March 2023 - Vol. 17, Issue 3
Clients come to Special Needs Alliance (SNA) attorneys when facing difficult challenges due to an unexpected diagnosis or catastrophic accident. They are likely frustrated, distraught, and overwhelmed, navigating the labyrinth that is special needs law and the public benefits system while trying to take care of themselves or providing care to a loved one with high needs. These clients need expert attorneys to guide them, but they also need to feel seen and know they are not alone.
The SNA book club has a range of book recommendations that can offer clients a better understanding of their own or their loved one’s needs, affirmations that they are not alone, or simply a good story. The book themes include topics such as ALS, autism, brain injury, Down syndrome, bipolar disorder, raising a child who is not typical, and many others. Reading these books can help SNA members (and their clients) connect and reach a new understanding of their reality. You can find the list of books here. The SNA book club also welcomes recommendations—we’re always looking for a good read!
For our spring 2023 meeting, we are reading The Last Blue by Isla Morley.
The Last Blue is a love story told from the perspective of the protagonists. Jubilee is a young, sheltered woman from deep in the hills of Kentucky, and Havens is a world-travelled photographer sent to Kentucky to capture photographs of Appalachians “who are on times hard enough to use a little government assistance but not hard enough as to be beyond all help,” on behalf of President Roosevelt’s Farm Security Administration. Jubilee is one of the “Blue People.” She has a genetic condition called methemoglobinemia, a rare disorder in which a deficiency of the enzyme diaphorase results in an oxygen deficiency in the red blood cells. This causes the blood to appear brown, which in turn makes the skin appear blue. We know now (since about 1964) that the condition can be treated with methylene blue. Taken daily, it changes skin to the “right colored skin” as the Blue People call it in the book.
In isolated Appalachia, in the early part of the 20th century neither the Blue People themselves nor the townspeople understood why Jubilee and her brother Levi had blue skin. They did not know there were Blue People in other parts of the country, nor did they know the condition had a name and a cure. Were they possessed by the devil? Was it contagious? It led to fear amongst the townspeople who felt free to bully, harass, batter, and even kill Blue People without consequence.
When Havens and Jubilee meet, he is immediately entranced by her beauty. She, however, keeps him at arms-length, distrustful of him and his camera, because of her blue skin. She is afraid that if pictures of her, her brother Levi, and other Blue People of Kentucky are published, it will lead to more discrimination and violence.
The book raises questions discussed often in the disability world: if you could take a pill every morning so that you could be “typical,” would you take the pill? Would “the cure” change you—your essence? Would you know how to live in the world as typical? Would your loved ones want you to take the pill? What about your neighbors and those who had judged and persecuted you and your ancestors for generations?
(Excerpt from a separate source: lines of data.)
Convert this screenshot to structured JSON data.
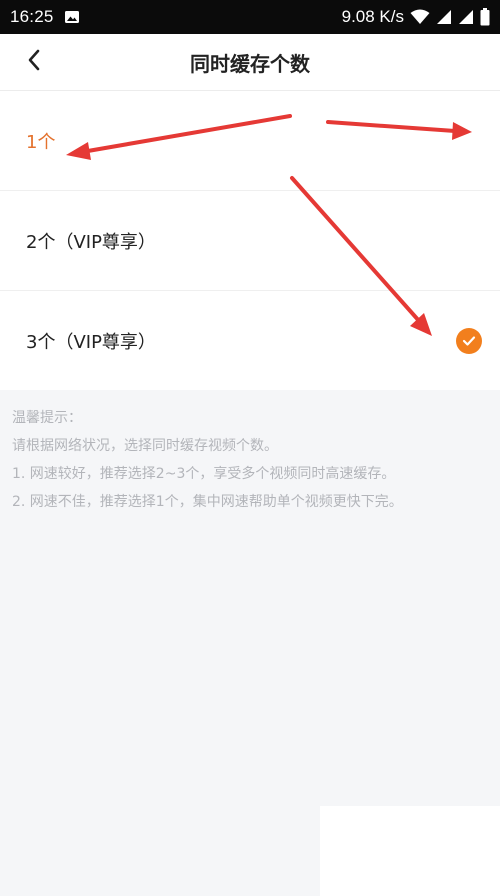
{
  "status_bar": {
    "time": "16:25",
    "network_speed": "9.08 K/s",
    "icons": [
      "image-icon",
      "wifi-icon",
      "signal-icon",
      "signal-icon-2",
      "battery-icon"
    ]
  },
  "header": {
    "title": "同时缓存个数",
    "back_icon": "back-chevron-icon"
  },
  "options": [
    {
      "label": "1个",
      "selected_color": "#e4722e"
    },
    {
      "label": "2个（VIP尊享）"
    },
    {
      "label": "3个（VIP尊享）",
      "checked": true
    }
  ],
  "tips": {
    "heading": "温馨提示：",
    "lines": [
      "请根据网络状况，选择同时缓存视频个数。",
      "1. 网速较好，推荐选择2~3个，享受多个视频同时高速缓存。",
      "2. 网速不佳，推荐选择1个，集中网速帮助单个视频更快下完。"
    ]
  },
  "colors": {
    "accent": "#f27f1d",
    "annotation_arrow": "#e53935",
    "tips_text": "#b3b5ba",
    "tips_bg": "#f5f6f8"
  }
}
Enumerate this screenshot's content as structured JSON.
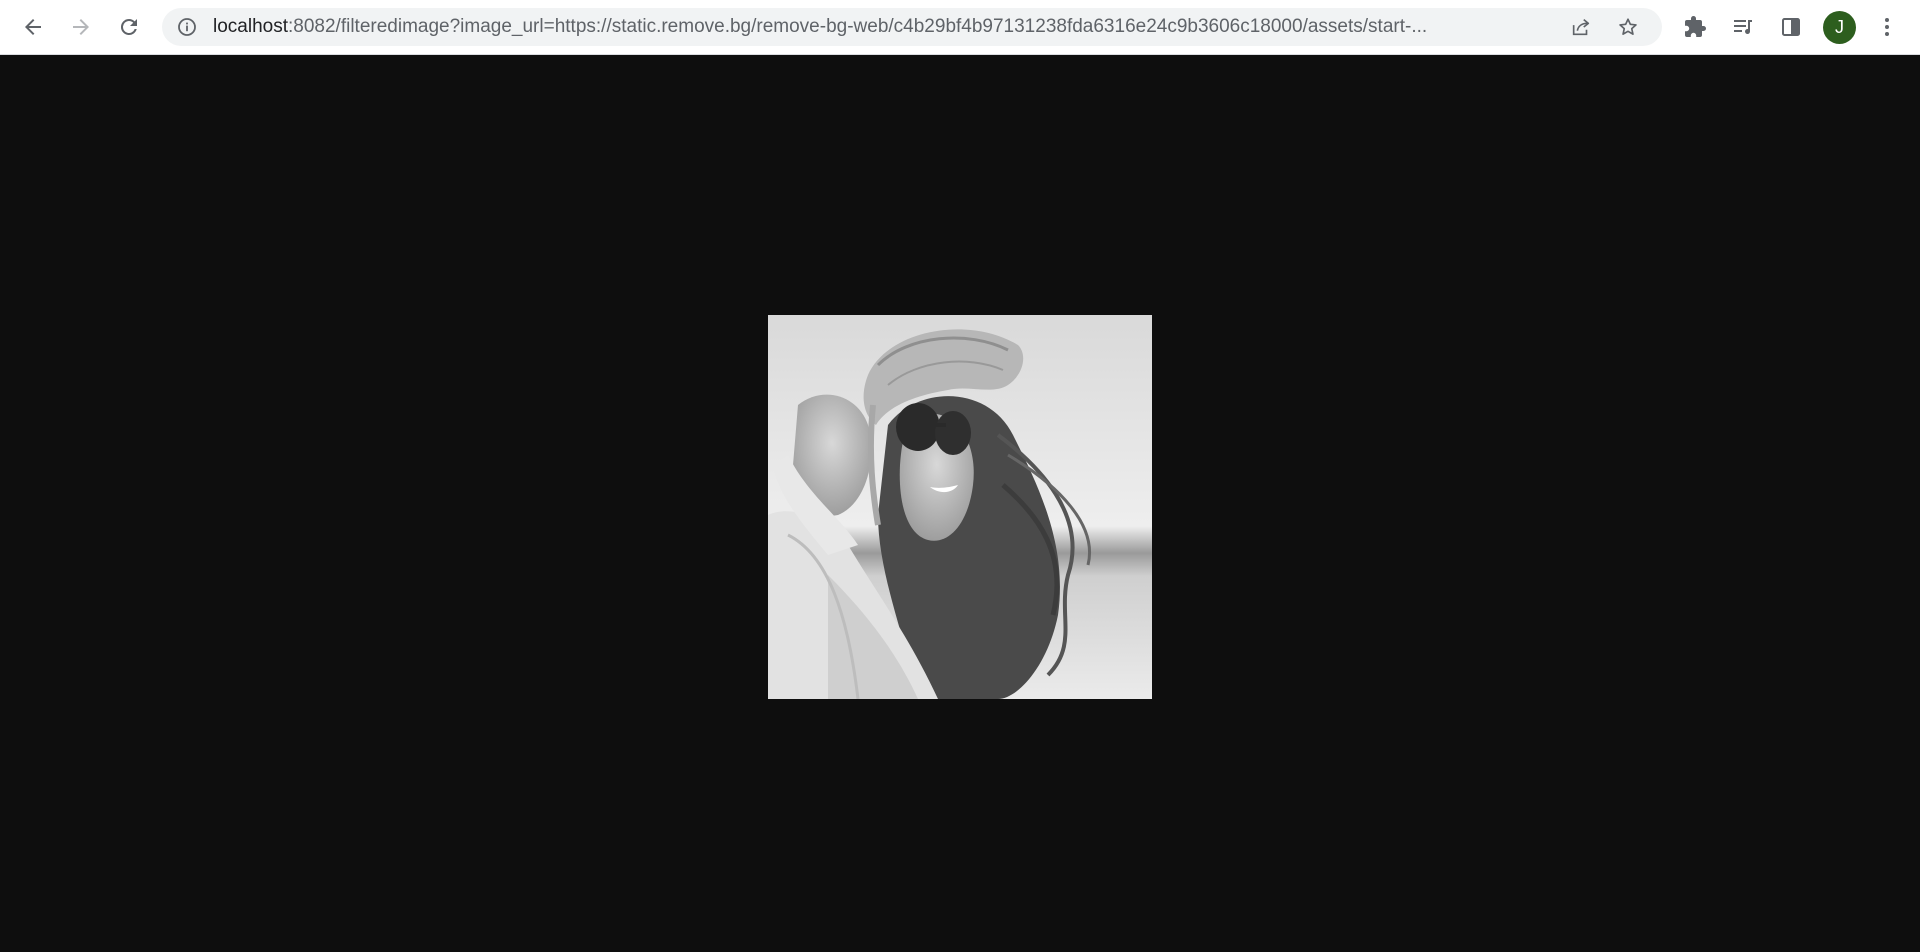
{
  "browser": {
    "url_host": "localhost",
    "url_rest": ":8082/filteredimage?image_url=https://static.remove.bg/remove-bg-web/c4b29bf4b97131238fda6316e24c9b3606c18000/assets/start-...",
    "profile_initial": "J",
    "profile_color": "#2d5e1e",
    "icons": {
      "back": "arrow-left-icon",
      "forward": "arrow-right-icon",
      "reload": "reload-icon",
      "site_info": "info-icon",
      "share": "share-icon",
      "bookmark": "star-icon",
      "extensions": "puzzle-icon",
      "media": "media-queue-icon",
      "side_panel": "side-panel-icon",
      "menu": "kebab-menu-icon"
    }
  },
  "page": {
    "background": "#0e0e0e",
    "image_description_hidden": false,
    "image_filter": "grayscale"
  }
}
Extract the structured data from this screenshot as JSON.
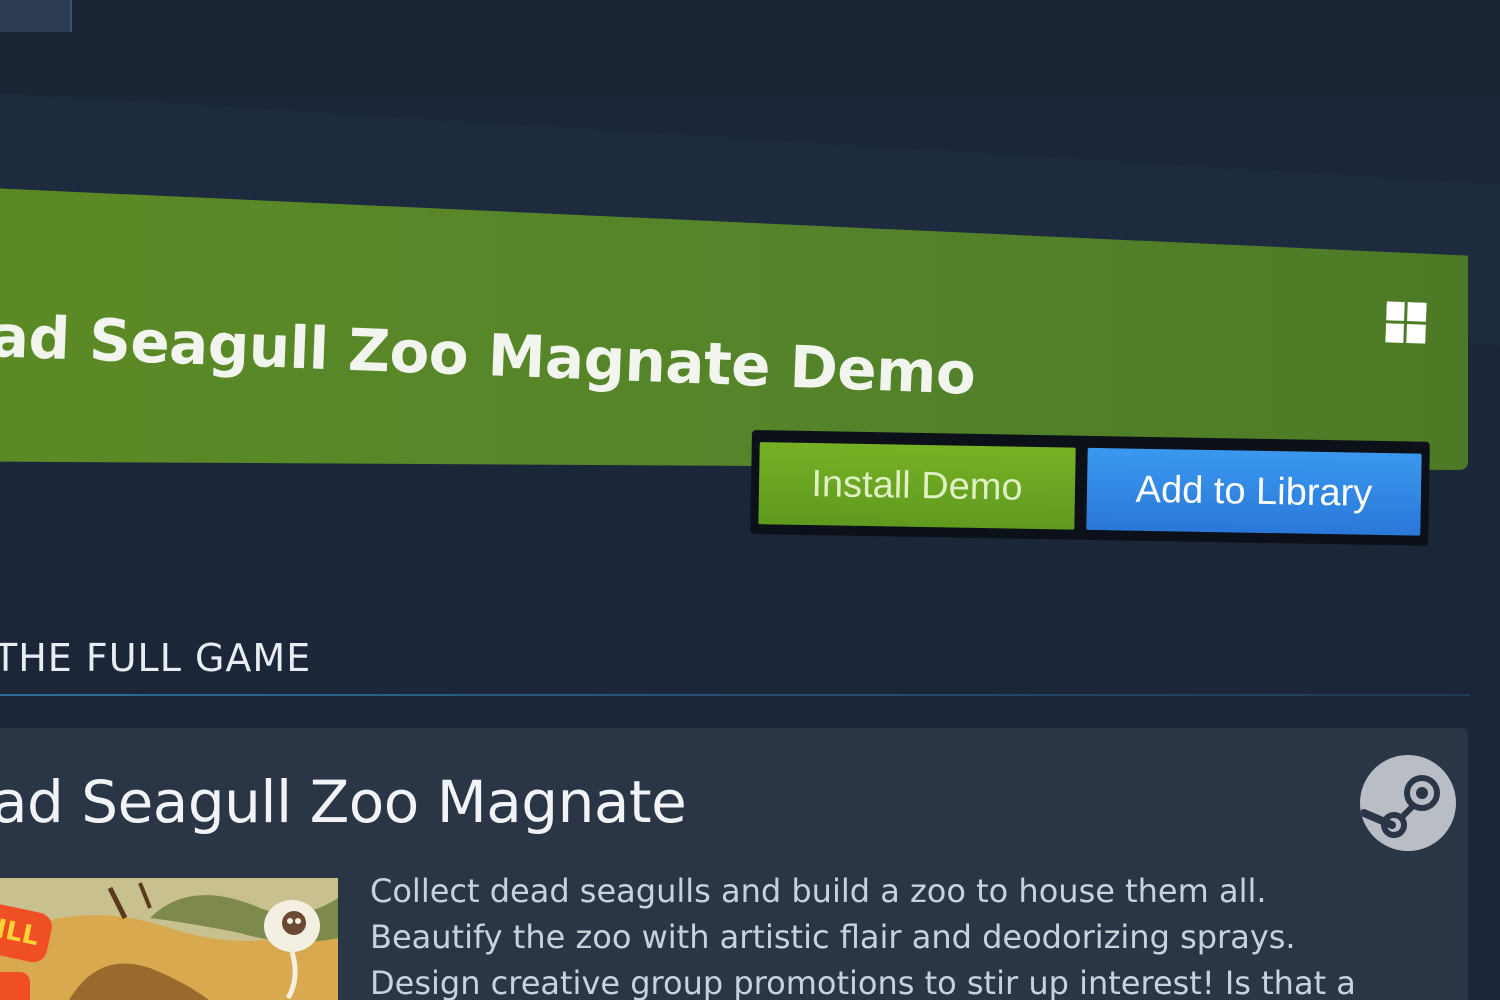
{
  "demo": {
    "title": "ad Seagull Zoo Magnate Demo",
    "platform_icon": "windows-icon",
    "install_label": "Install Demo",
    "library_label": "Add to Library"
  },
  "full_game": {
    "section_label": "THE FULL GAME",
    "title": "ad Seagull Zoo Magnate",
    "store_icon": "steam-icon",
    "description_lines": [
      "Collect dead seagulls and build a zoo to house them all.",
      "Beautify the zoo with artistic flair and deodorizing sprays.",
      "Design creative group promotions to stir up interest! Is that a"
    ],
    "capsule_badge": "ILL"
  },
  "colors": {
    "banner_green": "#5b8a25",
    "install_green": "#78b024",
    "library_blue": "#3a98ee",
    "background": "#1b2638",
    "card": "#2a3546"
  }
}
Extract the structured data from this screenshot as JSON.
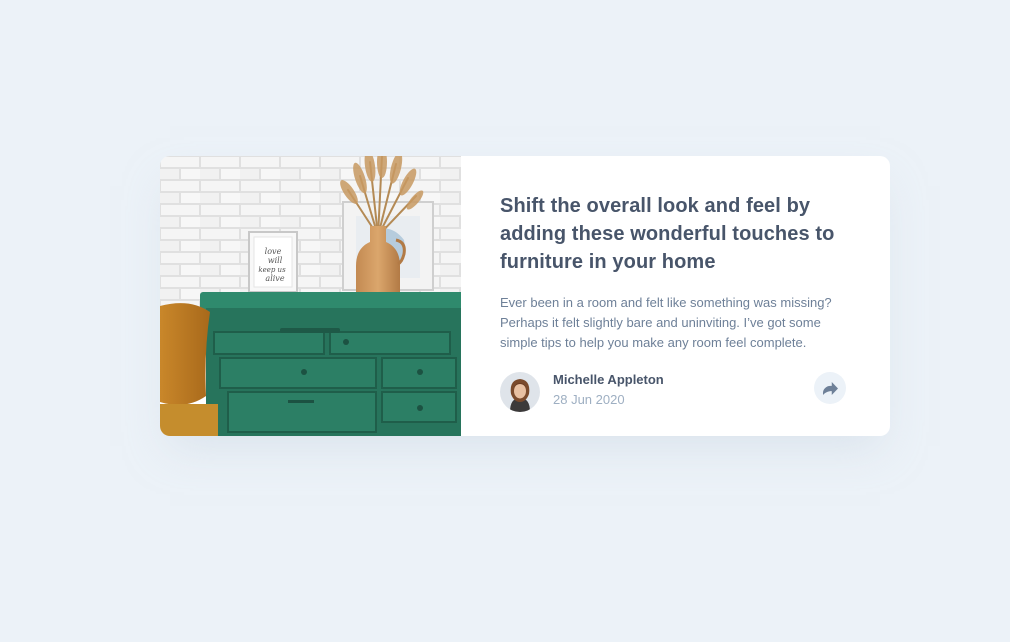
{
  "card": {
    "title": "Shift the overall look and feel by adding these wonderful touches to furniture in your home",
    "excerpt": "Ever been in a room and felt like something was missing? Perhaps it felt slightly bare and uninviting. I’ve got some simple tips to help you make any room feel complete.",
    "image": {
      "frame_text": "love will keep us alive"
    },
    "author": {
      "name": "Michelle Appleton",
      "date": "28 Jun 2020"
    },
    "share": {
      "icon": "share-icon"
    }
  },
  "colors": {
    "page_background": "#ecf2f8",
    "title": "#48556a",
    "body_text": "#6e8098",
    "muted_text": "#9eafc2",
    "dresser_green": "#2a7a62",
    "share_button_bg": "#ecf2f8"
  }
}
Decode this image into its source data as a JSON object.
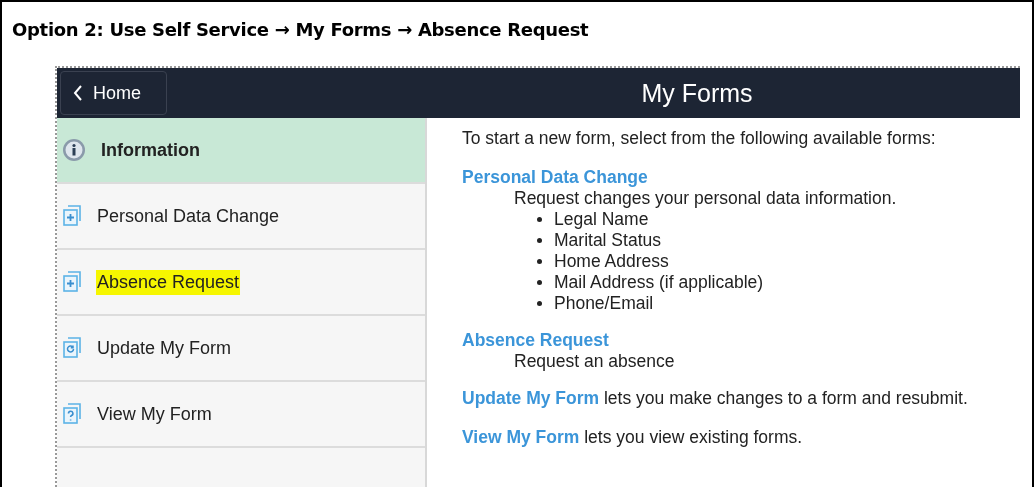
{
  "caption": "Option 2: Use Self Service → My Forms → Absence Request",
  "header": {
    "back_button": "Home",
    "title": "My Forms"
  },
  "sidebar": {
    "items": [
      {
        "label": "Information",
        "kind": "info",
        "selected": true,
        "highlighted": false
      },
      {
        "label": "Personal Data Change",
        "kind": "add",
        "selected": false,
        "highlighted": false
      },
      {
        "label": "Absence Request",
        "kind": "add",
        "selected": false,
        "highlighted": true
      },
      {
        "label": "Update My Form",
        "kind": "update",
        "selected": false,
        "highlighted": false
      },
      {
        "label": "View My Form",
        "kind": "view",
        "selected": false,
        "highlighted": false
      }
    ]
  },
  "content": {
    "intro": "To start a new form, select from the following available forms:",
    "forms": [
      {
        "link": "Personal Data Change",
        "description": "Request changes your personal data information.",
        "bullets": [
          "Legal Name",
          "Marital Status",
          "Home Address",
          "Mail Address (if applicable)",
          "Phone/Email"
        ]
      },
      {
        "link": "Absence Request",
        "description": "Request an absence"
      }
    ],
    "sentences": [
      {
        "link": "Update My Form",
        "text": "lets you make changes to a form and resubmit."
      },
      {
        "link": "View My Form",
        "text": "lets you view existing forms."
      }
    ]
  }
}
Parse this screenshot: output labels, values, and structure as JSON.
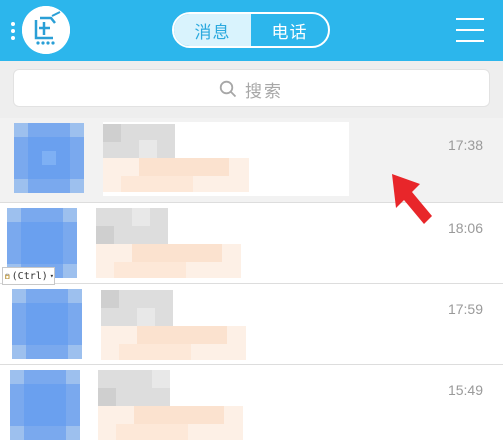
{
  "header": {
    "tabs": [
      {
        "label": "消息",
        "active": true
      },
      {
        "label": "电话",
        "active": false
      }
    ],
    "bg_color": "#2cb6ec",
    "logo_icon": "fish-logo-icon",
    "menu_icon": "hamburger-menu-icon",
    "more_icon": "vertical-dots-icon"
  },
  "search": {
    "placeholder": "搜索",
    "icon": "search-icon"
  },
  "conversations": [
    {
      "time": "17:38",
      "selected": true
    },
    {
      "time": "18:06",
      "selected": false
    },
    {
      "time": "17:59",
      "selected": false
    },
    {
      "time": "15:49",
      "selected": false
    }
  ],
  "paste_badge": {
    "label": "(Ctrl)",
    "icon": "clipboard-icon"
  },
  "annotation": {
    "icon": "red-arrow-icon",
    "color": "#e8262a"
  }
}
And can people who are not typical have passionate and wonderful love lives?
The book has two love stories: one between Jubilee and Havens and the other between Jubilee’s brother, Levi, and the reverend’s daughter, Sarah. Jubilee and Levi are Blue People and Havens and Sarah are “right colored.” Jubilee has never felt desirable or understood and is convinced she’ll never feel either until she meets Havens, and the two are eventually brought together by a love of nature. Levi and Sarah’s love story brings the simmering tensions in the town to a boil; seeing the harassment and violence Blue People endured, readers understand why Jubilee eventually decides to take methylene blue. But Jubilee realizes that not being blue won’t make her happy. She reflects, “I thought if I could just look like everyone else, everything would be okay, but I took those pills and ended up feeling lost in my own self. I’m formed around blue, and there’s no pill for that.” The Last Blue is a love story, but its essence is a story about identity, prejudice, and the importance of telling our own stories.
About this Article: We hope you find this article informative, but it is not legal advice. You should consult your own attorney, who can review your specific situation and account for variations in state law and local practices. Laws and regulations are constantly changing, so the longer it has been since an article was written, the greater the likelihood that the article might be out of date. SNA members focus on this complex, evolving area of law. To locate a member in your state, visit Find an Attorney.
Requirements for Reproducing this Article: The above article may be reprinted only if it appears unmodified, including both the author description above the title and the “About this Article” paragraph immediately following the article, accompanied by the following statement: “Reprinted with permission of the Special Needs Alliance – www.specialneedsalliance.org.” The article may not be reproduced online. Instead, references to it should link to it on the SNA website.